Quotes

Trivia

Notes

The film's working title was The Pentacle. Press releases included in the file on the film at the AMPAS Library state that Eleanor Parker was originally cast as "Evelyn" and that Robert Shayne was to make his film debut in this film. Shayne, however, started in films in 1934. A June 10, 1943 Hollywood Reporter news item noted that Alexis Smith replaced Nancy Coleman in the role of "Evelyn." In a transcribed May 6, 1943 conversation between Humphrey Bogart and Jack L. Warner, which is reprinted in a modern source, Bogart made a vehement protest against appearing in the film because he disliked the script. Warner threatened the actor with suspension if he did not appear and, at a later time, Bogart agreed. According to the daily production reports on file at the USC Cinema-Television Library, Bogart was ordered to report to work on May 3, 1943 but did not. When production finally started on 15 Jun, Bogart was on the set. Conflict was the first of two films in which Bogart played a wife killer. In the second, The Two Mrs. Carrolls, a 1947 Warner Bros. film, Smith also played the "other woman."

Miscellaneous Notes

Released in United States June 15, 1945

Released in United States June 30, 1945

Released in United States on Video May 20, 1992

Released in United States Summer June 14, 1945

Completed shooting August 25, 1943.

The song "Tango of Love," used in the film, is uncredited.

Released in United States on Video May 20, 1992

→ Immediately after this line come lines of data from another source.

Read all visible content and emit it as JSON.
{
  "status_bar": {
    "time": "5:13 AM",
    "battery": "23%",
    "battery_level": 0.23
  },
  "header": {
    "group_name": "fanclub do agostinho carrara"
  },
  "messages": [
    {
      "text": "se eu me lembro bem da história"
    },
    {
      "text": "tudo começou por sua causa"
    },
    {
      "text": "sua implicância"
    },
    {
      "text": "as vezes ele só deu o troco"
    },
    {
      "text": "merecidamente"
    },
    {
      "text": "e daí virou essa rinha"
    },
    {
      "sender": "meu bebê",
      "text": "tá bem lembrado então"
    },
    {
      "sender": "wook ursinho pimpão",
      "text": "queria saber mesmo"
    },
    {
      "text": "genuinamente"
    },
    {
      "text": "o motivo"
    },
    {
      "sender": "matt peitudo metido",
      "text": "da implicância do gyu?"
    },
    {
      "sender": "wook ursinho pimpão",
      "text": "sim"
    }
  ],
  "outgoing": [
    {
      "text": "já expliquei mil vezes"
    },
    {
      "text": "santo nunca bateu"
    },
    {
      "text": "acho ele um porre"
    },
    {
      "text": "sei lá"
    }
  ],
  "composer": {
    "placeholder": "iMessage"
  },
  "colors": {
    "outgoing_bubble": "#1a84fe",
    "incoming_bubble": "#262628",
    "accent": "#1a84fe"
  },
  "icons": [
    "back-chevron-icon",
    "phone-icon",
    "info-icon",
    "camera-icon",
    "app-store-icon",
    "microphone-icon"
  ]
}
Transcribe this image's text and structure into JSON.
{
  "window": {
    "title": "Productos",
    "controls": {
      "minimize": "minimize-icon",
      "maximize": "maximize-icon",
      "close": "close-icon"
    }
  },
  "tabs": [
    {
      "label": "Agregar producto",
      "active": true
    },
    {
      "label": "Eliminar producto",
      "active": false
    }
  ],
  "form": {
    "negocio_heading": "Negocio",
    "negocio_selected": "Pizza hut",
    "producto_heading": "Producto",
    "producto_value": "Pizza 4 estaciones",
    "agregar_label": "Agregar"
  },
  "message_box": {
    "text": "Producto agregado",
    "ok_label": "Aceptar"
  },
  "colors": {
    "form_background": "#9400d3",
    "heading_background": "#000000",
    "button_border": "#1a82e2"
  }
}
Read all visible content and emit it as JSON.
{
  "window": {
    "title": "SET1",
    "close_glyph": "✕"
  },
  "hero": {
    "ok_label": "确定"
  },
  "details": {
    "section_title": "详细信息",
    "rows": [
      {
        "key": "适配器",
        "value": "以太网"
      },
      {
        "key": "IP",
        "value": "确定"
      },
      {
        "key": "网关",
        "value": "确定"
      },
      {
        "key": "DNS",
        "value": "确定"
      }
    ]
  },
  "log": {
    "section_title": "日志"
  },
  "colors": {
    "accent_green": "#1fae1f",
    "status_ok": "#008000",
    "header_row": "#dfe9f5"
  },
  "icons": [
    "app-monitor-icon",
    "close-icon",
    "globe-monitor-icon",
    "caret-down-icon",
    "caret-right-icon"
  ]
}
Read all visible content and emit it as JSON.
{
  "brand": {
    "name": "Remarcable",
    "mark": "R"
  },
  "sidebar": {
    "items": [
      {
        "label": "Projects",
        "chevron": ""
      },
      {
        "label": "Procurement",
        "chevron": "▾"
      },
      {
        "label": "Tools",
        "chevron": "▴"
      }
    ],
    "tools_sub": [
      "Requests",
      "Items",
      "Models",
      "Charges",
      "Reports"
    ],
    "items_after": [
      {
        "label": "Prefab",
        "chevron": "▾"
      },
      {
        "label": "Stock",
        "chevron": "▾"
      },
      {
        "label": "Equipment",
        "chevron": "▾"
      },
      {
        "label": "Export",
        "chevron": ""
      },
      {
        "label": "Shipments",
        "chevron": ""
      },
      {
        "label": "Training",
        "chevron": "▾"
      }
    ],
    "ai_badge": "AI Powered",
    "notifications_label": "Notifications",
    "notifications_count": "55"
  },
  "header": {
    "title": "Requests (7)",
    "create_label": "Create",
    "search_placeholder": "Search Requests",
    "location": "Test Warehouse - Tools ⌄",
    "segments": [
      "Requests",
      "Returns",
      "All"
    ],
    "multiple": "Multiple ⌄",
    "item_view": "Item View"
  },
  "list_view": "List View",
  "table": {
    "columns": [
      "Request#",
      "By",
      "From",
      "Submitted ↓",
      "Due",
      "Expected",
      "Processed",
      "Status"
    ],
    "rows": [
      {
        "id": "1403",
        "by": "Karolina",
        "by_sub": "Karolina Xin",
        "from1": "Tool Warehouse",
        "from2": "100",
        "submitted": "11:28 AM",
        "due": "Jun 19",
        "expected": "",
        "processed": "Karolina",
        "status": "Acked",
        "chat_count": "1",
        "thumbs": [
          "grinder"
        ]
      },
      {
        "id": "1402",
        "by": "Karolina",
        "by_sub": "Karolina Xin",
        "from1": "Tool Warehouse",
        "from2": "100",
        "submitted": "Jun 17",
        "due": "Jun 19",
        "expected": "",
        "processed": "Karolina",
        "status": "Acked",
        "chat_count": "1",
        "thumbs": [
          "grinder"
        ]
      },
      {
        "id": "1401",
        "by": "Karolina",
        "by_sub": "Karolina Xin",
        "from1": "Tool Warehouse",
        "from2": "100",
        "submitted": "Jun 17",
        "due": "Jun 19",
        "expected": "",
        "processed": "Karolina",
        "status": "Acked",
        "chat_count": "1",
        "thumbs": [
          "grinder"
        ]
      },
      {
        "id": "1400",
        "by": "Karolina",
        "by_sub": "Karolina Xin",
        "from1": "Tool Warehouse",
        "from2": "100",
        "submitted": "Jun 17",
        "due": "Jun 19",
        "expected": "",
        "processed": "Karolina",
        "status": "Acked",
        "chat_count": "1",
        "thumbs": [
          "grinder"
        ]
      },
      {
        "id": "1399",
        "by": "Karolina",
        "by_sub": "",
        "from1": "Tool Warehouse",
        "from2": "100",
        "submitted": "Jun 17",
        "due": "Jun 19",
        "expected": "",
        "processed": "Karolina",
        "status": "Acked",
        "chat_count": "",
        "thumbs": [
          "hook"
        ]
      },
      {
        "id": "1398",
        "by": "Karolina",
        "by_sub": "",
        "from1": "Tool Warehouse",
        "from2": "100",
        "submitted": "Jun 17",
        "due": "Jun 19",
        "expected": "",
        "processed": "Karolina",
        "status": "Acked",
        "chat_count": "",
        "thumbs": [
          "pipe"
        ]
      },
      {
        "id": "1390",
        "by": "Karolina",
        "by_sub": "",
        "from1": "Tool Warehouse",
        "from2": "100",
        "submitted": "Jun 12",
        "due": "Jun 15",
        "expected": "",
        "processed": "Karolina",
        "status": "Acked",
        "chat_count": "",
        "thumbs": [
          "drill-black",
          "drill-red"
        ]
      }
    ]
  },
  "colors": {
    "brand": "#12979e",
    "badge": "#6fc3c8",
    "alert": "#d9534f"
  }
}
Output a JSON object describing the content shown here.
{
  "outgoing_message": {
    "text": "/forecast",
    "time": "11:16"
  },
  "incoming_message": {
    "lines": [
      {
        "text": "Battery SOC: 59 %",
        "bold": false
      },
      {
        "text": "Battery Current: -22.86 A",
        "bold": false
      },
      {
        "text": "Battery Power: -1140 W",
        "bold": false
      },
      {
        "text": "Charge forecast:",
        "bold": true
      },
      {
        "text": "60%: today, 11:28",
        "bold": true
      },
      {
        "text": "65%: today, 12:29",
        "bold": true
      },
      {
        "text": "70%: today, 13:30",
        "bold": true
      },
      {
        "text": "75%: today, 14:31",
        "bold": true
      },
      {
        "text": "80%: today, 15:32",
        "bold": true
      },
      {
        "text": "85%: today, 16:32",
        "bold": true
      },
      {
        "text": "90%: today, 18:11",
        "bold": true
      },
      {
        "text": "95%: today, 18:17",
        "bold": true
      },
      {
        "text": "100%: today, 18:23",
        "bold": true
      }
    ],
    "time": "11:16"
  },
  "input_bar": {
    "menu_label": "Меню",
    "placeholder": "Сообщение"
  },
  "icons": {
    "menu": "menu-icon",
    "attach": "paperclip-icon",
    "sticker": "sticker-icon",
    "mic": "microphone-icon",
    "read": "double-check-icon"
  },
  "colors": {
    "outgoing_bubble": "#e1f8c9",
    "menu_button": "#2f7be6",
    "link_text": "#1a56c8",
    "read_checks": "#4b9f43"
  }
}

Released in United States Summer June 14, 1945

Released in United States June 15, 1945 (Los Angeles)

Released in United States June 30, 1945